(RECORDS TO PROCESS Opens)

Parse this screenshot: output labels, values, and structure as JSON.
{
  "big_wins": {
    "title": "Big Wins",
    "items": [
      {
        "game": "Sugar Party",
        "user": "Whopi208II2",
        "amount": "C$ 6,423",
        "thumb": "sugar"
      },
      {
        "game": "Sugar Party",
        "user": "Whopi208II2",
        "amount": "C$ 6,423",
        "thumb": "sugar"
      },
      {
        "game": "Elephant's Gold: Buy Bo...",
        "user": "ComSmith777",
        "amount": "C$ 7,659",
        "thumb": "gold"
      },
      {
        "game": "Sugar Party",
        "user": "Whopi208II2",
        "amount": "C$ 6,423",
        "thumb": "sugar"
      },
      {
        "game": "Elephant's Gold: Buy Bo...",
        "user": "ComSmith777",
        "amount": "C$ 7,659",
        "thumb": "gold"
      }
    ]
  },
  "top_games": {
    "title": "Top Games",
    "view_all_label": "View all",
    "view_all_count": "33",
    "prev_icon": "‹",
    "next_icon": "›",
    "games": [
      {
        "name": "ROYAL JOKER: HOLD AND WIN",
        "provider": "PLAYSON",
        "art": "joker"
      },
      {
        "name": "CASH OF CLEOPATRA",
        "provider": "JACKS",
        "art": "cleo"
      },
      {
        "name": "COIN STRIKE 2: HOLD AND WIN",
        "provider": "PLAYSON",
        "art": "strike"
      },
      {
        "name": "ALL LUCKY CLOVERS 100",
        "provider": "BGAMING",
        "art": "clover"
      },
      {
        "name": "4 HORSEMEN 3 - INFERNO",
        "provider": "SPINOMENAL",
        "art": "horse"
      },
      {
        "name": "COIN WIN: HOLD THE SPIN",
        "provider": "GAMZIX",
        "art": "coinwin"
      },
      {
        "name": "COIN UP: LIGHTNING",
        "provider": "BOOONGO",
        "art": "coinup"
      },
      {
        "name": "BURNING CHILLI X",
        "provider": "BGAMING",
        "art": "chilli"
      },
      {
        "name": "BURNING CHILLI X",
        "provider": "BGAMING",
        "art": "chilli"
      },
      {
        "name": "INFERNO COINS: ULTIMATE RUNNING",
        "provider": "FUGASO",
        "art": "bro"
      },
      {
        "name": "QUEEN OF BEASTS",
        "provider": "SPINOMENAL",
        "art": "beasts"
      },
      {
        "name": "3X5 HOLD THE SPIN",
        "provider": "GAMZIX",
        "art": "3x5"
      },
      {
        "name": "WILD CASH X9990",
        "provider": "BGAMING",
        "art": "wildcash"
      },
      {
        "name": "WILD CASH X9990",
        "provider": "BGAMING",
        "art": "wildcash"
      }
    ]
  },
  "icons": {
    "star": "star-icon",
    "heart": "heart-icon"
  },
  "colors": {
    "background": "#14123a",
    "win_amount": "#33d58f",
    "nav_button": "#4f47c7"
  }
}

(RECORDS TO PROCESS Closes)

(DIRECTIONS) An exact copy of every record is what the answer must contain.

(TASK ANSWER)
Parse this screenshot: output labels, values, and structure as JSON.
{
  "big_wins": {
    "title": "Big Wins",
    "items": [
      {
        "game": "Sugar Party",
        "user": "Whopi208II2",
        "amount": "C$ 6,423",
        "thumb": "sugar"
      },
      {
        "game": "Sugar Party",
        "user": "Whopi208II2",
        "amount": "C$ 6,423",
        "thumb": "sugar"
      },
      {
        "game": "Elephant's Gold: Buy Bo...",
        "user": "ComSmith777",
        "amount": "C$ 7,659",
        "thumb": "gold"
      },
      {
        "game": "Sugar Party",
        "user": "Whopi208II2",
        "amount": "C$ 6,423",
        "thumb": "sugar"
      },
      {
        "game": "Elephant's Gold: Buy Bo...",
        "user": "ComSmith777",
        "amount": "C$ 7,659",
        "thumb": "gold"
      }
    ]
  },
  "top_games": {
    "title": "Top Games",
    "view_all_label": "View all",
    "view_all_count": "33",
    "prev_icon": "‹",
    "next_icon": "›",
    "games": [
      {
        "name": "ROYAL JOKER: HOLD AND WIN",
        "provider": "PLAYSON",
        "art": "joker"
      },
      {
        "name": "CASH OF CLEOPATRA",
        "provider": "JACKS",
        "art": "cleo"
      },
      {
        "name": "COIN STRIKE 2: HOLD AND WIN",
        "provider": "PLAYSON",
        "art": "strike"
      },
      {
        "name": "ALL LUCKY CLOVERS 100",
        "provider": "BGAMING",
        "art": "clover"
      },
      {
        "name": "4 HORSEMEN 3 - INFERNO",
        "provider": "SPINOMENAL",
        "art": "horse"
      },
      {
        "name": "COIN WIN: HOLD THE SPIN",
        "provider": "GAMZIX",
        "art": "coinwin"
      },
      {
        "name": "COIN UP: LIGHTNING",
        "provider": "BOOONGO",
        "art": "coinup"
      },
      {
        "name": "BURNING CHILLI X",
        "provider": "BGAMING",
        "art": "chilli"
      },
      {
        "name": "BURNING CHILLI X",
        "provider": "BGAMING",
        "art": "chilli"
      },
      {
        "name": "INFERNO COINS: ULTIMATE RUNNING",
        "provider": "FUGASO",
        "art": "bro"
      },
      {
        "name": "QUEEN OF BEASTS",
        "provider": "SPINOMENAL",
        "art": "beasts"
      },
      {
        "name": "3X5 HOLD THE SPIN",
        "provider": "GAMZIX",
        "art": "3x5"
      },
      {
        "name": "WILD CASH X9990",
        "provider": "BGAMING",
        "art": "wildcash"
      },
      {
        "name": "WILD CASH X9990",
        "provider": "BGAMING",
        "art": "wildcash"
      }
    ]
  },
  "icons": {
    "star": "star-icon",
    "heart": "heart-icon"
  },
  "colors": {
    "background": "#14123a",
    "win_amount": "#33d58f",
    "nav_button": "#4f47c7"
  }
}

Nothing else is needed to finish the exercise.